** DATA SECTION **
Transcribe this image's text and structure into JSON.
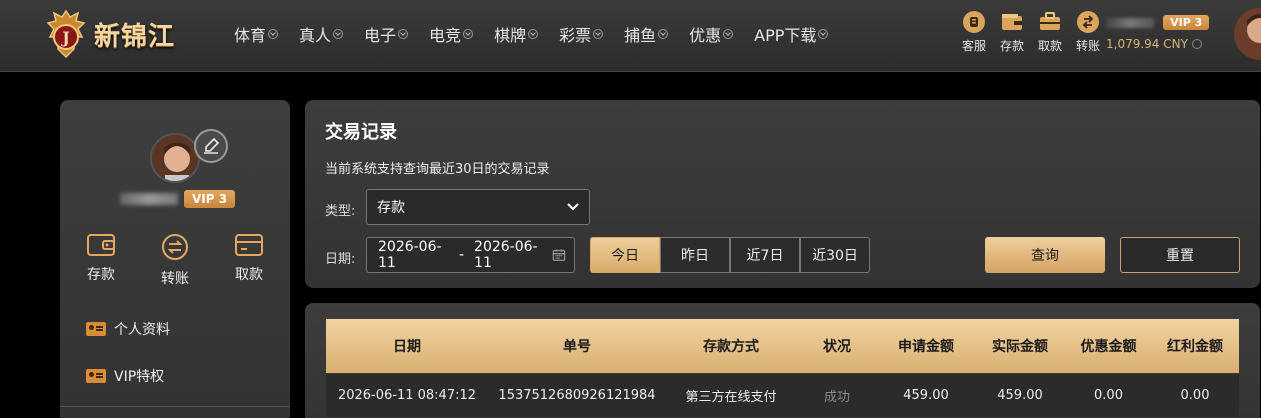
{
  "header": {
    "logo_text": "新锦江",
    "logo_letter": "J",
    "nav": [
      "体育",
      "真人",
      "电子",
      "电竞",
      "棋牌",
      "彩票",
      "捕鱼",
      "优惠",
      "APP下载"
    ],
    "tools": [
      {
        "label": "客服",
        "icon": "support-icon"
      },
      {
        "label": "存款",
        "icon": "wallet-icon"
      },
      {
        "label": "取款",
        "icon": "withdraw-icon"
      },
      {
        "label": "转账",
        "icon": "transfer-icon"
      }
    ],
    "vip": "VIP 3",
    "balance": "1,079.94 CNY"
  },
  "sidebar": {
    "vip": "VIP 3",
    "quick": [
      {
        "label": "存款",
        "icon": "wallet-icon"
      },
      {
        "label": "转账",
        "icon": "transfer-icon"
      },
      {
        "label": "取款",
        "icon": "card-icon"
      }
    ],
    "links": [
      "个人资料",
      "VIP特权"
    ]
  },
  "filter": {
    "title": "交易记录",
    "note": "当前系统支持查询最近30日的交易记录",
    "type_label": "类型:",
    "type_value": "存款",
    "date_label": "日期:",
    "date_start": "2026-06-11",
    "date_sep": "-",
    "date_end": "2026-06-11",
    "ranges": [
      "今日",
      "昨日",
      "近7日",
      "近30日"
    ],
    "query": "查询",
    "reset": "重置"
  },
  "table": {
    "columns": [
      "日期",
      "单号",
      "存款方式",
      "状况",
      "申请金额",
      "实际金额",
      "优惠金额",
      "红利金额"
    ],
    "rows": [
      [
        "2026-06-11 08:47:12",
        "1537512680926121984",
        "第三方在线支付",
        "成功",
        "459.00",
        "459.00",
        "0.00",
        "0.00"
      ]
    ]
  },
  "colors": {
    "accent": "#d9ae70",
    "vip": "#d9913f"
  }
}
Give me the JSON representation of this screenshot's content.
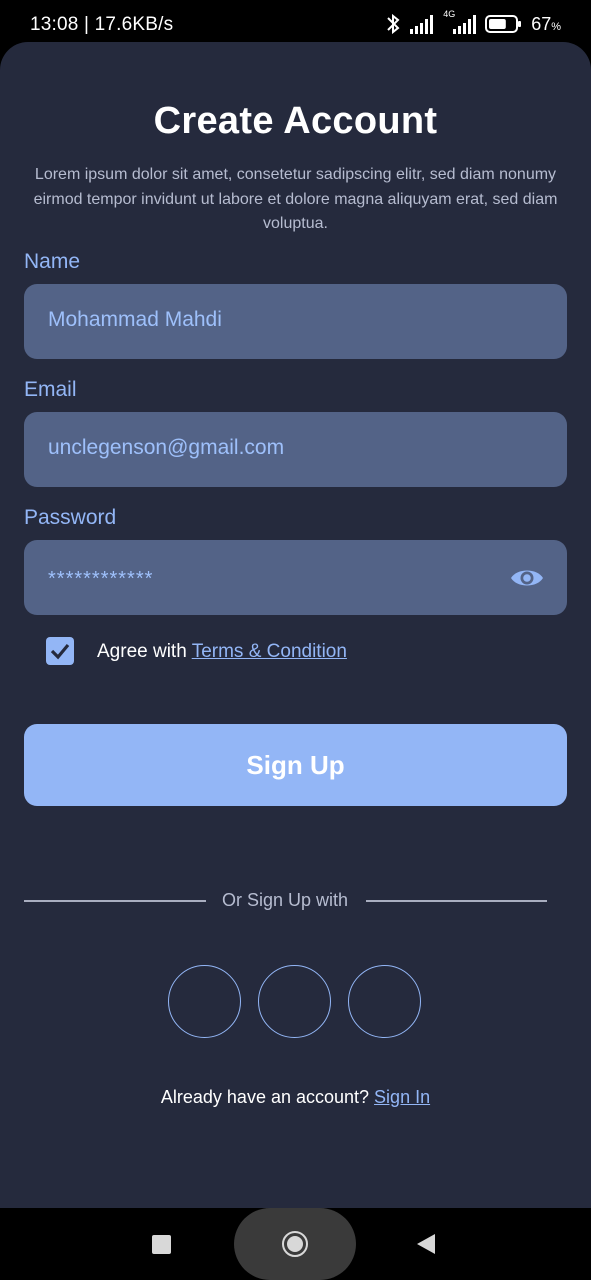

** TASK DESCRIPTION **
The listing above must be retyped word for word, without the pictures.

** ANSWER FOR THIS EXERCISE **
Transcribe this image's text and structure into JSON.
{
  "header": {
    "logo_text": "新锦江",
    "logo_letter": "J",
    "nav": [
      "体育",
      "真人",
      "电子",
      "电竞",
      "棋牌",
      "彩票",
      "捕鱼",
      "优惠",
      "APP下载"
    ],
    "tools": [
      {
        "label": "客服",
        "icon": "support-icon"
      },
      {
        "label": "存款",
        "icon": "wallet-icon"
      },
      {
        "label": "取款",
        "icon": "withdraw-icon"
      },
      {
        "label": "转账",
        "icon": "transfer-icon"
      }
    ],
    "vip": "VIP 3",
    "balance": "1,079.94 CNY"
  },
  "sidebar": {
    "vip": "VIP 3",
    "quick": [
      {
        "label": "存款",
        "icon": "wallet-icon"
      },
      {
        "label": "转账",
        "icon": "transfer-icon"
      },
      {
        "label": "取款",
        "icon": "card-icon"
      }
    ],
    "links": [
      "个人资料",
      "VIP特权"
    ]
  },
  "filter": {
    "title": "交易记录",
    "note": "当前系统支持查询最近30日的交易记录",
    "type_label": "类型:",
    "type_value": "存款",
    "date_label": "日期:",
    "date_start": "2026-06-11",
    "date_sep": "-",
    "date_end": "2026-06-11",
    "ranges": [
      "今日",
      "昨日",
      "近7日",
      "近30日"
    ],
    "query": "查询",
    "reset": "重置"
  },
  "table": {
    "columns": [
      "日期",
      "单号",
      "存款方式",
      "状况",
      "申请金额",
      "实际金额",
      "优惠金额",
      "红利金额"
    ],
    "rows": [
      [
        "2026-06-11 08:47:12",
        "1537512680926121984",
        "第三方在线支付",
        "成功",
        "459.00",
        "459.00",
        "0.00",
        "0.00"
      ]
    ]
  },
  "colors": {
    "accent": "#d9ae70",
    "vip": "#d9913f"
  }
}
Give me the JSON representation of this screenshot's content.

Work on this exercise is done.